▸ **Exercise brief**: Where a line holds the word "time", count it, then give only the total for the entries below.

▸ **Study material**:
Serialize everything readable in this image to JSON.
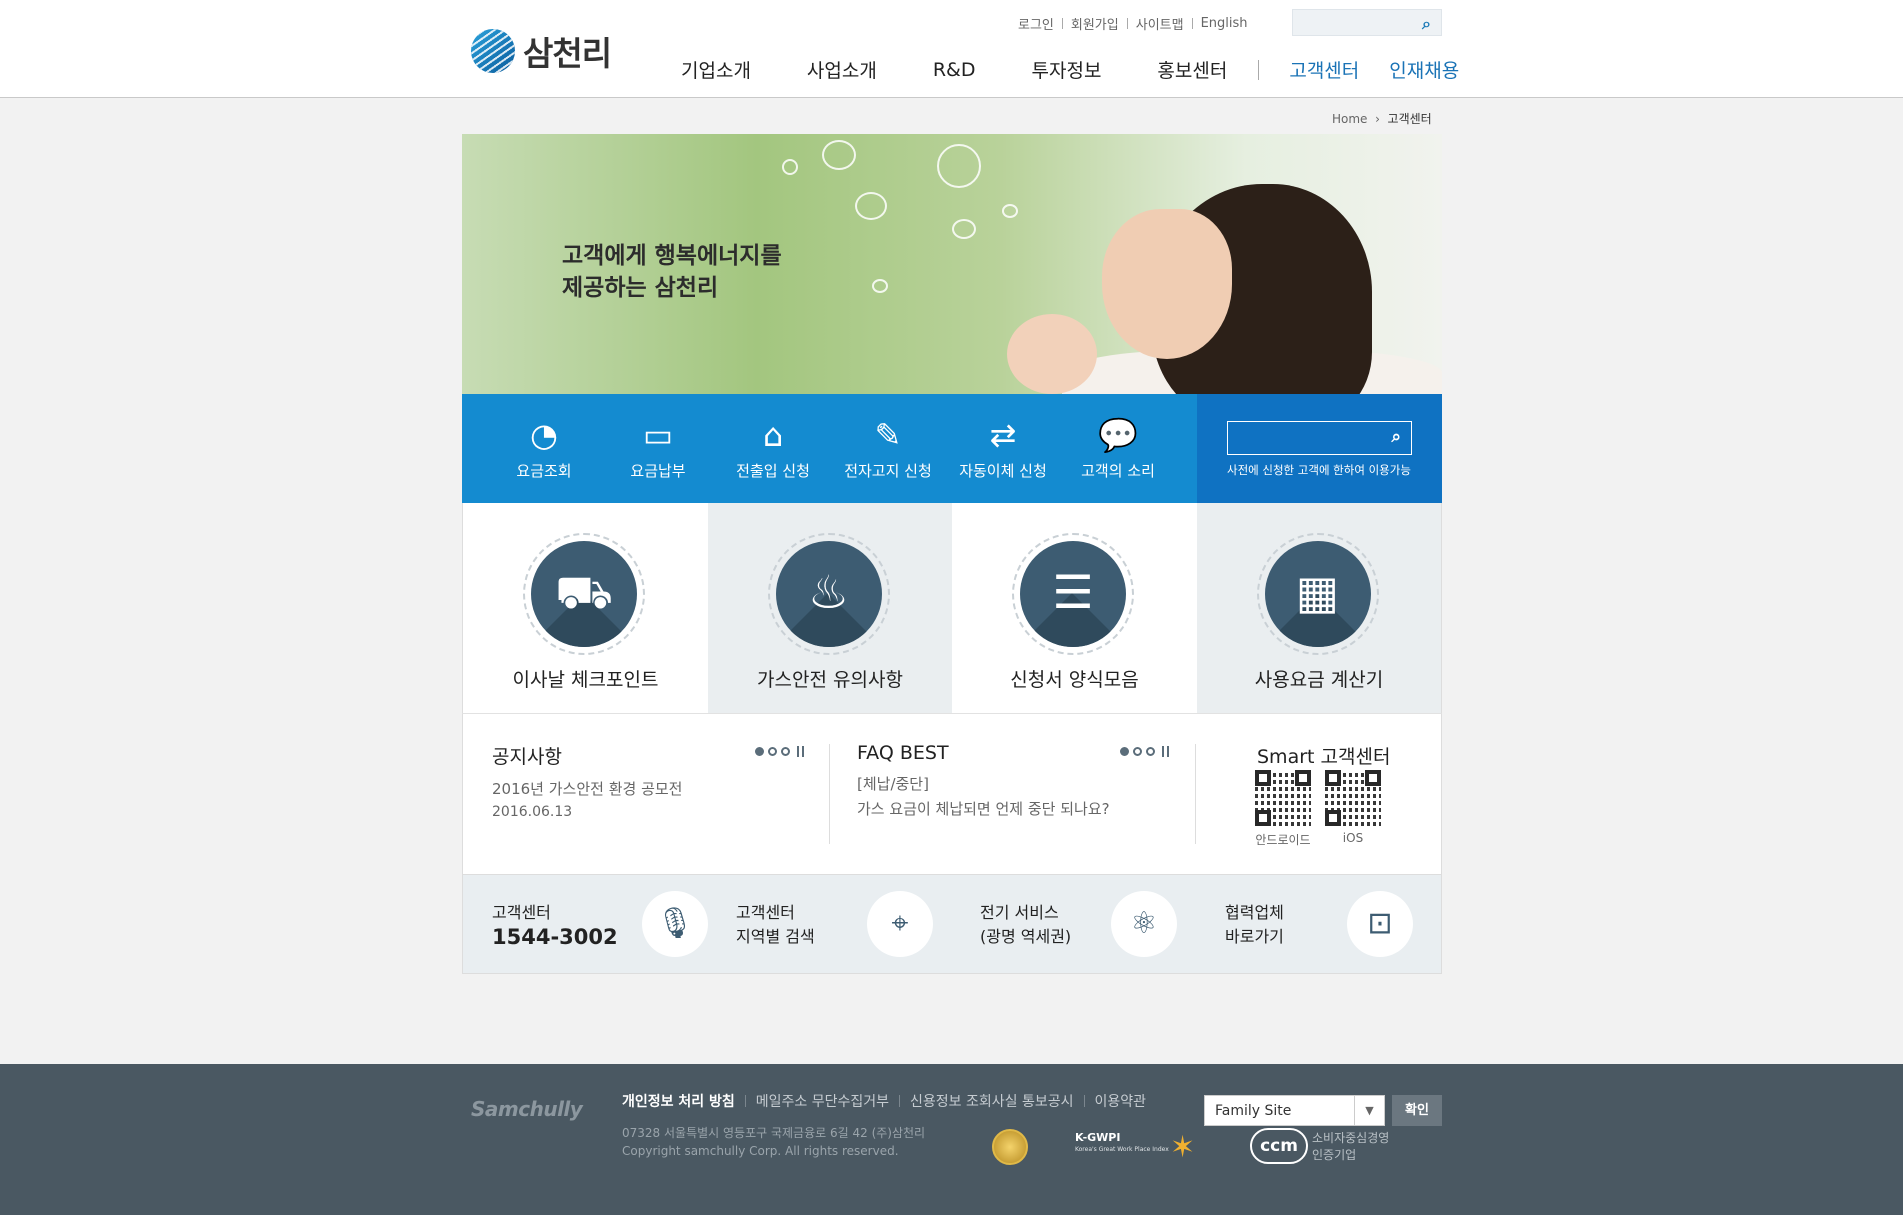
{
  "header": {
    "logo_text": "삼천리",
    "util_links": [
      "로그인",
      "회원가입",
      "사이트맵",
      "English"
    ],
    "nav": [
      "기업소개",
      "사업소개",
      "R&D",
      "투자정보",
      "홍보센터"
    ],
    "nav_right": [
      "고객센터",
      "인재채용"
    ]
  },
  "breadcrumb": {
    "home": "Home",
    "current": "고객센터"
  },
  "hero": {
    "line1": "고객에게 행복에너지를",
    "line2": "제공하는 삼천리"
  },
  "quick": {
    "items": [
      {
        "label": "요금조회",
        "icon": "pie-chart-icon"
      },
      {
        "label": "요금납부",
        "icon": "wallet-icon"
      },
      {
        "label": "전출입 신청",
        "icon": "house-icon"
      },
      {
        "label": "전자고지 신청",
        "icon": "edit-icon"
      },
      {
        "label": "자동이체 신청",
        "icon": "transfer-icon"
      },
      {
        "label": "고객의 소리",
        "icon": "chat-icon"
      }
    ],
    "search_note": "사전에 신청한 고객에 한하여 이용가능"
  },
  "tiles": [
    {
      "label": "이사날 체크포인트",
      "icon": "truck-icon"
    },
    {
      "label": "가스안전 유의사항",
      "icon": "fire-icon"
    },
    {
      "label": "신청서 양식모음",
      "icon": "document-tray-icon"
    },
    {
      "label": "사용요금 계산기",
      "icon": "calculator-icon"
    }
  ],
  "notice": {
    "title": "공지사항",
    "item": "2016년 가스안전 환경 공모전",
    "date": "2016.06.13"
  },
  "faq": {
    "title": "FAQ BEST",
    "category": "[체납/중단]",
    "question": "가스 요금이 체납되면 언제 중단 되나요?"
  },
  "smart": {
    "title": "Smart 고객센터",
    "android": "안드로이드",
    "ios": "iOS"
  },
  "contact": {
    "center_label": "고객센터",
    "phone": "1544-3002",
    "region_line1": "고객센터",
    "region_line2": "지역별 검색",
    "elec_line1": "전기 서비스",
    "elec_line2": "(광명 역세권)",
    "partner_line1": "협력업체",
    "partner_line2": "바로가기"
  },
  "footer": {
    "logo": "Samchully",
    "links": [
      "개인정보 처리 방침",
      "메일주소 무단수집거부",
      "신용정보 조회사실 통보공시",
      "이용약관"
    ],
    "address": "07328 서울특별시 영등포구 국제금융로 6길 42 (주)삼천리",
    "copyright": "Copyright samchully Corp. All rights reserved.",
    "family_site": "Family Site",
    "confirm": "확인",
    "kgwpi": "K-GWPI",
    "kgwpi_sub": "Korea's Great Work Place Index",
    "ccm": "ccm",
    "ccm_text1": "소비자중심경영",
    "ccm_text2": "인증기업"
  }
}
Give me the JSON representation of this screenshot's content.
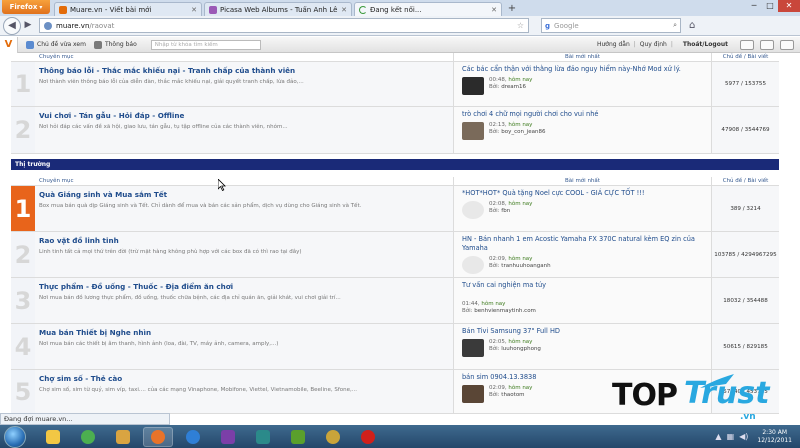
{
  "browser": {
    "menu_button": "Firefox",
    "tabs": [
      {
        "title": "Muare.vn - Viết bài mới",
        "active": false,
        "favicon_color": "#e36c0a"
      },
      {
        "title": "Picasa Web Albums - Tuấn Anh Lê",
        "active": false,
        "favicon_color": "#9b59b6"
      },
      {
        "title": "Đang kết nối...",
        "active": true,
        "favicon_color": "#3a9a3a"
      }
    ],
    "new_tab_symbol": "+",
    "window_controls": {
      "minimize": "─",
      "maximize": "□",
      "close": "✕"
    },
    "url_host": "muare.vn",
    "url_path": "/raovat",
    "search_engine": "Google",
    "search_placeholder": "Google",
    "status_text": "Đang đợi muare.vn..."
  },
  "forum_bar": {
    "logo": "V",
    "items": [
      "Chủ đề vừa xem",
      "Thông báo"
    ],
    "search_placeholder": "Nhập từ khóa tìm kiếm",
    "links": [
      "Hướng dẫn",
      "Quy định"
    ],
    "logout": "Thoát/Logout"
  },
  "table_header": {
    "forum": "Chuyên mục",
    "last_post": "Bài mới nhất",
    "stats": "Chủ đề / Bài viết"
  },
  "top_rows": [
    {
      "number": "1",
      "title": "Thông báo lỗi - Thắc mắc khiếu nại - Tranh chấp của thành viên",
      "desc": "Nơi thành viên thông báo lỗi của diễn đàn, thắc mắc khiếu nại, giải quyết tranh chấp, lừa đảo,...",
      "last_title": "Các bác cẩn thận với thằng lừa đảo nguy hiểm này-Nhớ Mod xử lý.",
      "time": "00:48,",
      "today": "hôm nay",
      "by_label": "Bởi:",
      "by": "dream16",
      "avatar": "#2b2b2b",
      "stats": "5977 / 153755"
    },
    {
      "number": "2",
      "title": "Vui chơi - Tán gẫu - Hỏi đáp - Offline",
      "desc": "Nơi hỏi đáp các vấn đề xã hội, giao lưu, tán gẫu, tụ tập offline của các thành viên, nhóm...",
      "last_title": "trò chơi 4 chữ mọi người chơi cho vui nhé",
      "time": "02:13,",
      "today": "hôm nay",
      "by_label": "Bởi:",
      "by": "boy_con_jean86",
      "avatar": "#7a6a5a",
      "stats": "47908 / 3544769"
    }
  ],
  "section_title": "Thị trường",
  "market_rows": [
    {
      "number": "1",
      "hot": true,
      "title": "Quà Giáng sinh và Mua sắm Tết",
      "desc": "Box mua bán quà dịp Giáng sinh và Tết. Chỉ dành để mua và bán các sản phẩm, dịch vụ dùng cho Giáng sinh và Tết.",
      "last_title": "*HOT*HOT* Quà tặng Noel cực COOL - GIÁ CỰC TỐT !!!",
      "time": "02:08,",
      "today": "hôm nay",
      "by_label": "Bởi:",
      "by": "fbn",
      "avatar": "#e8e8e8",
      "stats": "389 / 3214"
    },
    {
      "number": "2",
      "hot": false,
      "title": "Rao vặt đồ linh tinh",
      "desc": "Linh tinh tất cả mọi thứ trên đời (trừ mặt hàng không phù hợp với các box đã có thì rao tại đây)",
      "last_title": "HN - Bán nhanh 1 em Acostic Yamaha FX 370C natural kèm EQ zin của Yamaha",
      "time": "02:09,",
      "today": "hôm nay",
      "by_label": "Bởi:",
      "by": "tranhuuhoanganh",
      "avatar": "#e8e8e8",
      "stats": "103785 / 4294967295"
    },
    {
      "number": "3",
      "hot": false,
      "title": "Thực phẩm - Đồ uống - Thuốc - Địa điểm ăn chơi",
      "desc": "Nơi mua bán đồ lương thực phẩm, đồ uống, thuốc chữa bệnh, các địa chỉ quán ăn, giải khát, vui chơi giải trí...",
      "last_title": "Tư vấn cai nghiện ma túy",
      "time": "01:44,",
      "today": "hôm nay",
      "by_label": "Bởi:",
      "by": "benhvienmaytinh.com",
      "avatar": "",
      "stats": "18032 / 354488"
    },
    {
      "number": "4",
      "hot": false,
      "title": "Mua bán Thiết bị Nghe nhìn",
      "desc": "Nơi mua bán các thiết bị âm thanh, hình ảnh (loa, đài, TV, máy ảnh, camera, amply,...)",
      "last_title": "Bán Tivi Samsung 37\" Full HD",
      "time": "02:05,",
      "today": "hôm nay",
      "by_label": "Bởi:",
      "by": "luuhongphong",
      "avatar": "#3a3a3a",
      "stats": "50615 / 829185"
    },
    {
      "number": "5",
      "hot": false,
      "title": "Chợ sim số - Thẻ cào",
      "desc": "Chợ sim số, sim từ quý, sim víp, taxi.... của các mạng Vinaphone, Mobifone, Viettel, Vietnamobile, Beeline, Sfone,...",
      "last_title": "bán sim 0904.13.3838",
      "time": "02:09,",
      "today": "hôm nay",
      "by_label": "Bởi:",
      "by": "thaotom",
      "avatar": "#5a4636",
      "stats": "57540 / 453785"
    }
  ],
  "taskbar": {
    "apps": [
      {
        "name": "explorer",
        "color": "#f2c744",
        "open": false
      },
      {
        "name": "chrome",
        "color": "#4caf50",
        "open": false
      },
      {
        "name": "winamp",
        "color": "#d9a441",
        "open": false
      },
      {
        "name": "firefox",
        "color": "#e8732a",
        "open": true
      },
      {
        "name": "ie",
        "color": "#2f7fd6",
        "open": false
      },
      {
        "name": "yahoo",
        "color": "#7b3fa8",
        "open": false
      },
      {
        "name": "notes",
        "color": "#2b8a8a",
        "open": false
      },
      {
        "name": "utorrent",
        "color": "#5aa02c",
        "open": false
      },
      {
        "name": "paint",
        "color": "#c9a43a",
        "open": false
      },
      {
        "name": "record",
        "color": "#d0201b",
        "open": false
      }
    ],
    "time": "2:30 AM",
    "date": "12/12/2011"
  },
  "watermark": {
    "top": "TOP",
    "trust": "Trust",
    "domain": ".vn"
  }
}
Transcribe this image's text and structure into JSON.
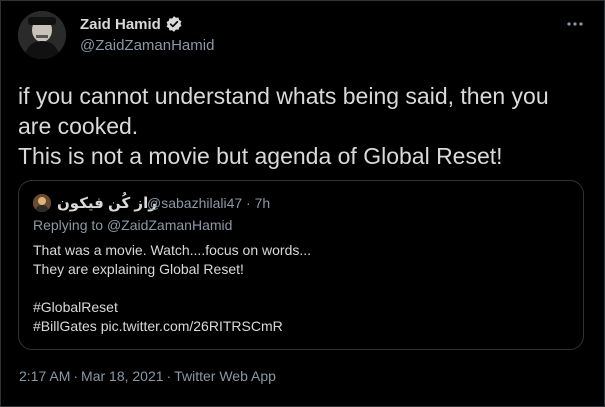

▸ **Result of the exercise**: 8